Slavery is <em>the</em>
Big Bad theme that informs "Benito Cereno": this story is, after all,
about a revolt on a slave ship.
While it's tough to get a read on Melville's opinion about
the abolition movement, Babo and Atufal often seem like sympathetic characters.
Clearly, they're just trying to get out of a bind and win their freedom back.
But then again, we get Captain Delano being totally clueless about the evils of
slavery and simply treating Babo like a piece of merchandise. It's totally
possible that Melville was exploring a range of responses to slavery without
actually taking a solid stance.
Questions About Slavery
If Babo's plan to deceive Delano had worked, do you think the group would have eventually made their way to Senegal?
Why is Atufal so unwilling to beg Benito Cereno's pardon?
Cereno clearly feels a connection to Babo, but does Baboreturn any of his feelings? Does this have something to do with the difference
in power between them?
Why does Delano seem so insensitive to the plight of theslaves?
Chew on This
Babo's close observations of how those in power behave
enables him to playact the role of an obedient slave.

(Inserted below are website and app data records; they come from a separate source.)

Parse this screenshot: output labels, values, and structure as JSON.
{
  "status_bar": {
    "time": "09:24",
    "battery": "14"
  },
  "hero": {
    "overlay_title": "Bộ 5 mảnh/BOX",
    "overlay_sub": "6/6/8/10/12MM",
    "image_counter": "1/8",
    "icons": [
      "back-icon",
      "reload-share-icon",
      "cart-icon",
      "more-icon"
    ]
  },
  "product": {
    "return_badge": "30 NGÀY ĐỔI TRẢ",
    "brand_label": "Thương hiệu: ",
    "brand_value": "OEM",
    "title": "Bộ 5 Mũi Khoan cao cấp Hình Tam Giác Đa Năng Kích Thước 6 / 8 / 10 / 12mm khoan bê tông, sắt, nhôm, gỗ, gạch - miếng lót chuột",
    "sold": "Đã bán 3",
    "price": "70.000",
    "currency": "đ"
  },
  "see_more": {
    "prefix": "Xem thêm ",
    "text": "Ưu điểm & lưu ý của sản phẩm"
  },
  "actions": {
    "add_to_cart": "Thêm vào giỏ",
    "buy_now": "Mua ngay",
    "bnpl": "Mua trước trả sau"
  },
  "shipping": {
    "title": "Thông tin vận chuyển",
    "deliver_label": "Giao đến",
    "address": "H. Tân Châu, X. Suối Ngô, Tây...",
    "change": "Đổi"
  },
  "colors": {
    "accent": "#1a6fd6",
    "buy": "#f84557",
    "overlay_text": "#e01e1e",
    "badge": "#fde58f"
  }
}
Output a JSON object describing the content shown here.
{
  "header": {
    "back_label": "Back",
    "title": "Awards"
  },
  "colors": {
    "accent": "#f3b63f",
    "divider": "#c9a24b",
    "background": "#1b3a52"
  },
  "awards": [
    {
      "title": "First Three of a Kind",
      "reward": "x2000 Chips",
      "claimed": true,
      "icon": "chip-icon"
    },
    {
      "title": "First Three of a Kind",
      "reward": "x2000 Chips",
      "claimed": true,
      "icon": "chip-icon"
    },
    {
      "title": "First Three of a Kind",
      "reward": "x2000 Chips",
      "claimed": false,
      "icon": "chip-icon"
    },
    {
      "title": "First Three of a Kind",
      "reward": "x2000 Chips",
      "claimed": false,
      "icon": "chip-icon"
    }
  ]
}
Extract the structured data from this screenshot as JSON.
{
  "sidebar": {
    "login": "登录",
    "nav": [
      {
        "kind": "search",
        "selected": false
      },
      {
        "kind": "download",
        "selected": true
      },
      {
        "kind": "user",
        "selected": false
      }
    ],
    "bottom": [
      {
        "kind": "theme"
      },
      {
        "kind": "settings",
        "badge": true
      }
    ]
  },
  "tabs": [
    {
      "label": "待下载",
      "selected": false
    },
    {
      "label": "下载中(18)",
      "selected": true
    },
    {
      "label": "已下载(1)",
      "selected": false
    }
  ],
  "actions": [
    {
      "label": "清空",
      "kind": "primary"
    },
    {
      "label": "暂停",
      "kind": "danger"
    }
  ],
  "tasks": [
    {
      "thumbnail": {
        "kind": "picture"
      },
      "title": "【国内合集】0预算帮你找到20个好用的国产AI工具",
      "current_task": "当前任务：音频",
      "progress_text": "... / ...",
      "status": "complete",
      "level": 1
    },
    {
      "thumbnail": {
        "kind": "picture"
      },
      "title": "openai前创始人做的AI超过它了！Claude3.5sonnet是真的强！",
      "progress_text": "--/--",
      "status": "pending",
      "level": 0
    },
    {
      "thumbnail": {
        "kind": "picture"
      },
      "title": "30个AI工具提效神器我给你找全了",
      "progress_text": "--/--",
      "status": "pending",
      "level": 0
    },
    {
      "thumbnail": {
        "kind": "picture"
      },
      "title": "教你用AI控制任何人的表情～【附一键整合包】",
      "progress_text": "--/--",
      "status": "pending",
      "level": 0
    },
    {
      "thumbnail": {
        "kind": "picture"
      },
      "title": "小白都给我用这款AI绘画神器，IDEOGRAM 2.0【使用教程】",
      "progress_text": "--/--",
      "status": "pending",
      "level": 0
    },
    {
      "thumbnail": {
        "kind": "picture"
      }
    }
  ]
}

Delano's preoccupation with making money prevents him from
seeing Babo as a human being.